In 2015 she awarded the Presidential Medal of Freedom. It was presented to her by her "boo," Barack Obama.

On August 27, 2018, NASA celebrated Johnson’s 100th birthday on Twitter:

West Virginia State honored Johnson by erecting a statue of her on campus and creating a scholarship in her name.

When asked the secret to her longevity, Johnson told the Daily Press, “I’m just lucky — the Lord likes me,” she said. “And I like him.”

More

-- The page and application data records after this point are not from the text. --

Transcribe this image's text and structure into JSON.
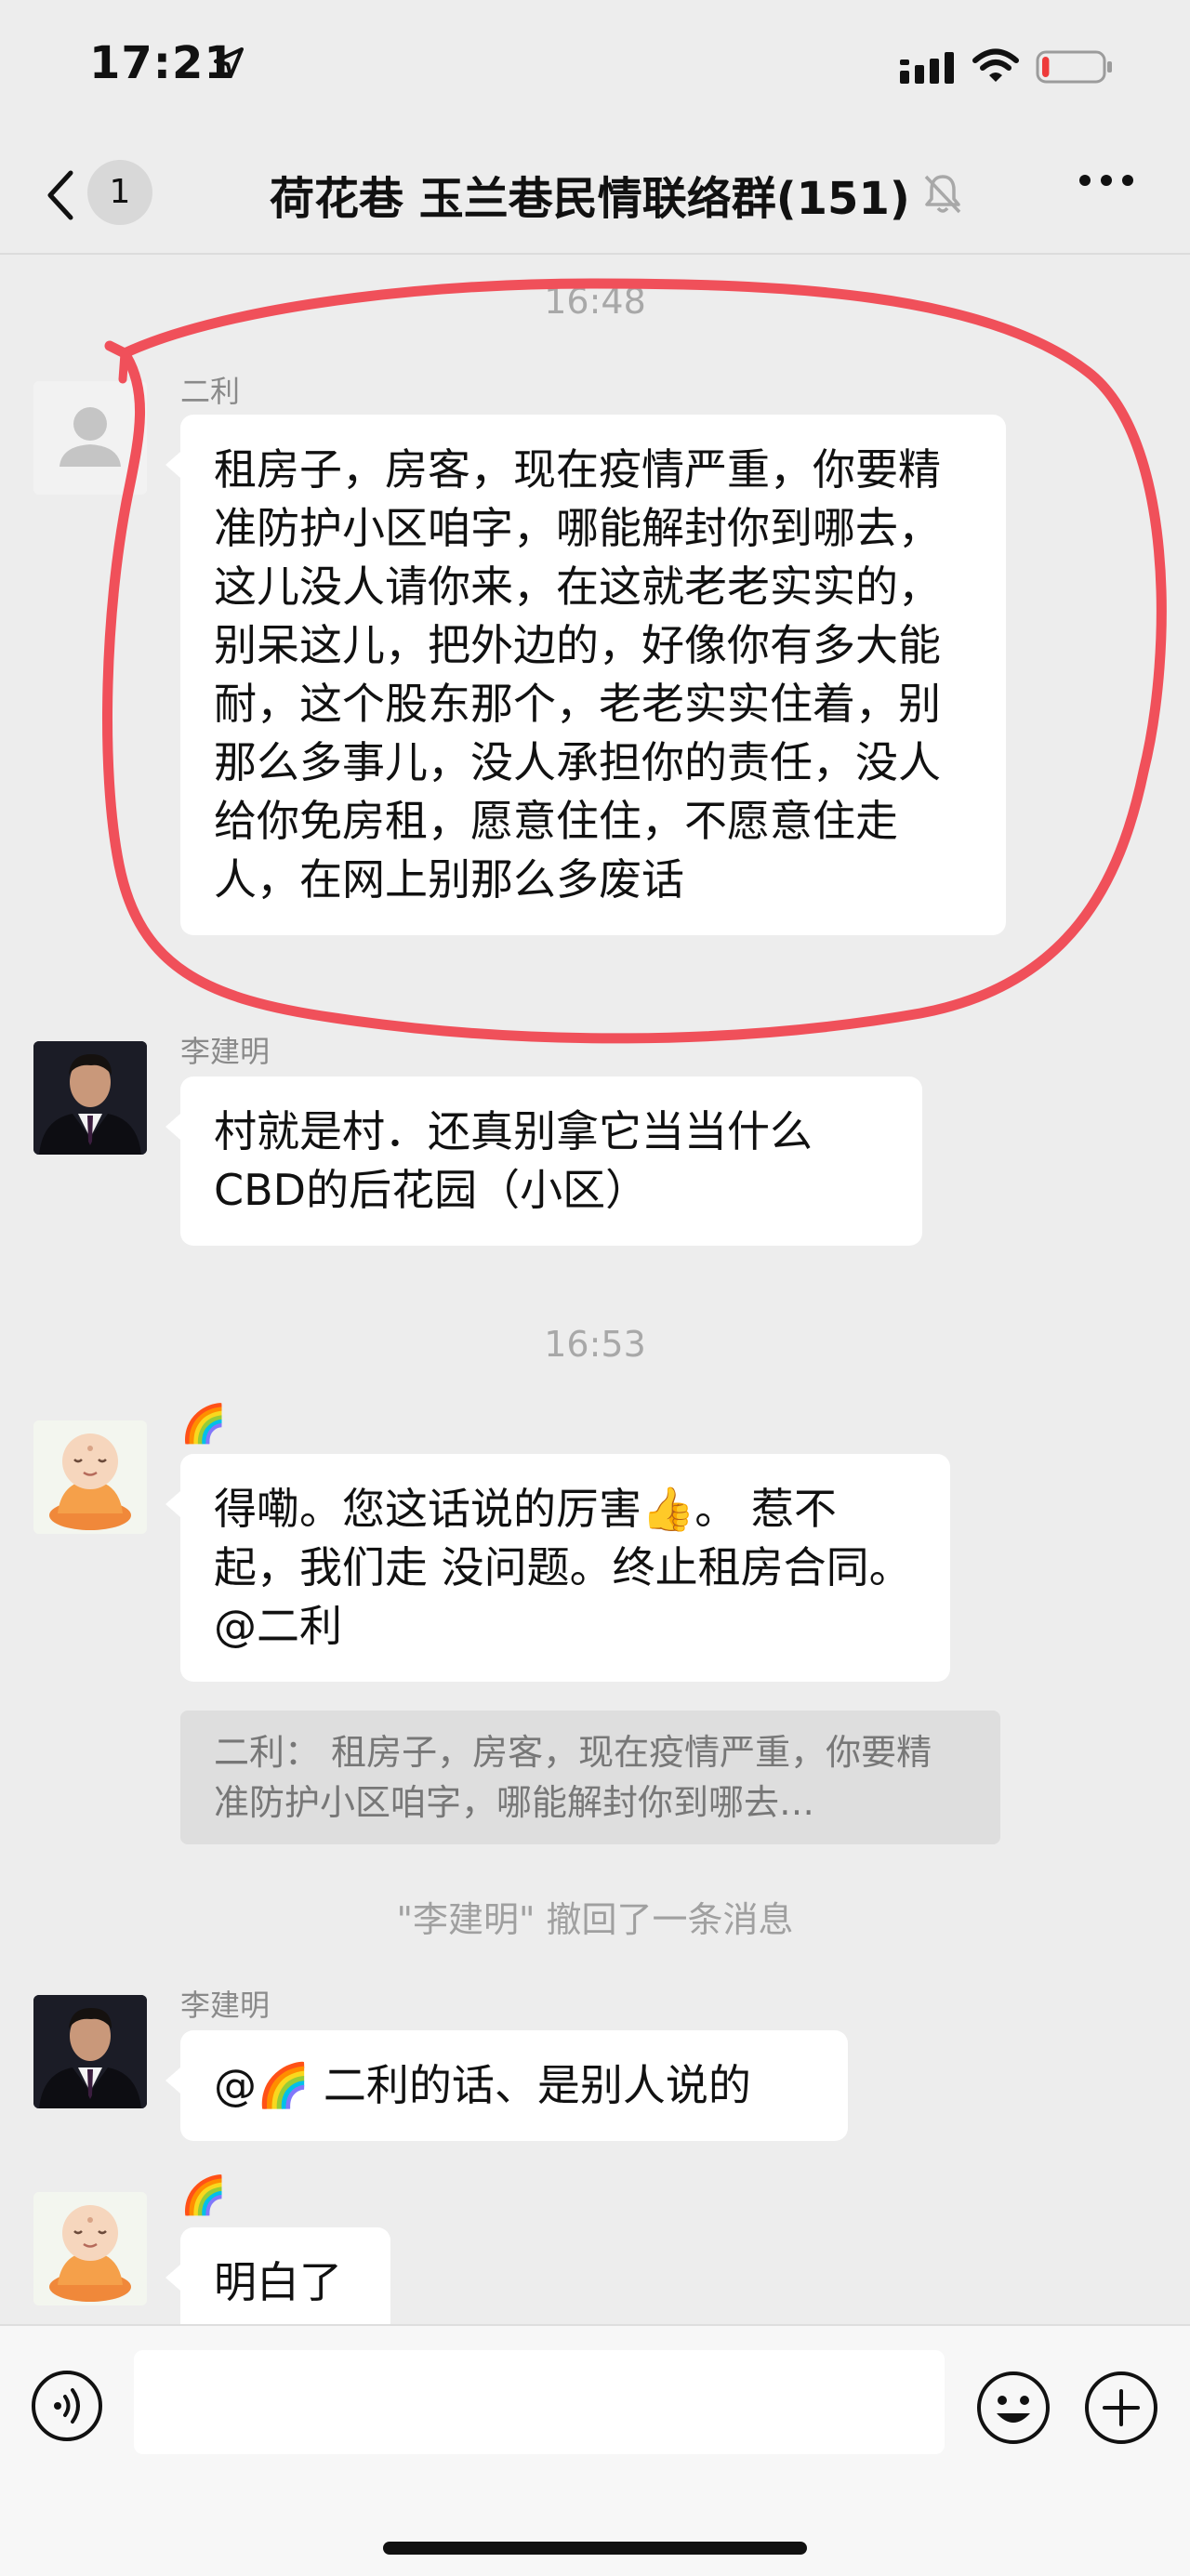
{
  "status_bar": {
    "time": "17:21",
    "battery_level": 0.12
  },
  "header": {
    "unread_count": "1",
    "title": "荷花巷 玉兰巷民情联络群(151)"
  },
  "messages": [
    {
      "type": "timestamp",
      "text": "16:48"
    },
    {
      "type": "message",
      "sender": "二利",
      "avatar": "default-avatar",
      "text": " 租房子，房客，现在疫情严重，你要精准防护小区咱字，哪能解封你到哪去，这儿没人请你来，在这就老老实实的，别呆这儿，把外边的，好像你有多大能耐，这个股东那个，老老实实住着，别那么多事儿，没人承担你的责任，没人给你免房租，愿意住住，不愿意住走人，在网上别那么多废话"
    },
    {
      "type": "message",
      "sender": "李建明",
      "avatar": "man-in-suit-avatar",
      "text": "村就是村．还真别拿它当当什么CBD的后花园（小区）"
    },
    {
      "type": "timestamp",
      "text": "16:53"
    },
    {
      "type": "message",
      "sender": "🌈",
      "avatar": "buddha-avatar",
      "text": "得嘞。您这话说的厉害👍。 惹不起，我们走 没问题。终止租房合同。@二利",
      "quote": "二利： 租房子，房客，现在疫情严重，你要精准防护小区咱字，哪能解封你到哪去…"
    },
    {
      "type": "system",
      "text": "\"李建明\" 撤回了一条消息"
    },
    {
      "type": "message",
      "sender": "李建明",
      "avatar": "man-in-suit-avatar",
      "text": "@🌈 二利的话、是别人说的"
    },
    {
      "type": "message",
      "sender": "🌈",
      "avatar": "buddha-avatar",
      "text": "明白了"
    }
  ],
  "input": {
    "placeholder": ""
  },
  "colors": {
    "background": "#ededed",
    "bubble": "#ffffff",
    "highlight_circle": "#f0505a"
  }
}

Jameela Jamil is a gift to the world. The Good Place actor is a tireless champion for the body positive movement and has no problem calling out other celebrities for hawking dangerous diet products. She has come for the Kardashians, Iggy Azaelia, and even Cardi B (brave), and she WILL come for you if you use your massive platform to promote products that dangerously encourage young girls to lose weight. So consider yourself warned.

At the center of these controversies is a company called Flat Tummy Co., which markets diet and detox (read: diarrhea) teas, mainly to young women and girls. According to their website, these products have "not been evaluated by the Food and Drug Administration." And apparently the company wasn't satisfied with their teen consumer base and decided to expand....by marketing to pregnant women.

Reality star Amber Rose, who is currently pregnant, shared an ad yesterday for a Flat Tummy Tea product that is specifically geared towards helping pregnant women stay thin and "not bloated." Hell, while we're at it, let's put the baby on a diet, too, shall we!!!??? This might seem like an episode of Black Mirror, but I assure you, it's not. Here's the ad:

Keep Reading Show less
Most Shared

If you wonder why the LGBTQ community holds Pride parades, look no further than Grayson Fritts.

If you don't know who Grayson Fritts is, here's a brief intro:

He's a pastor. He's a police officer. And he is on video screaming from the pulpit that the government should kill gay people.

That's not an exaggeration.

In a video of a fist-pounding sermon at All Scripture Baptist church in Knoxville, Tennessee, Fritts said that police should round up people at Pride parades, put them through a quick trial, and then put them to death.

Keep Reading Show less
Culture

Even when the competition is fierce, winning at friendship is more important than winning a game.

A viral video is making people feel alllll the good feelings, which we could frankly use more of these days.

Keep Reading Show less
Culture

Prince Harry isn't just a member of England's royal family - he's also a new dad. He and Duchess Meghan of Sussex welcomed Archie Harrison Mountbatten-Windsor into the world last month. He joins William and Kate's three offspring (George, Charlotte, and Lewis) as royal grandchildren. I assume he's being accordingly spoiled with elaborate titles, jewels, and small islands.


Keep Reading Show less
Family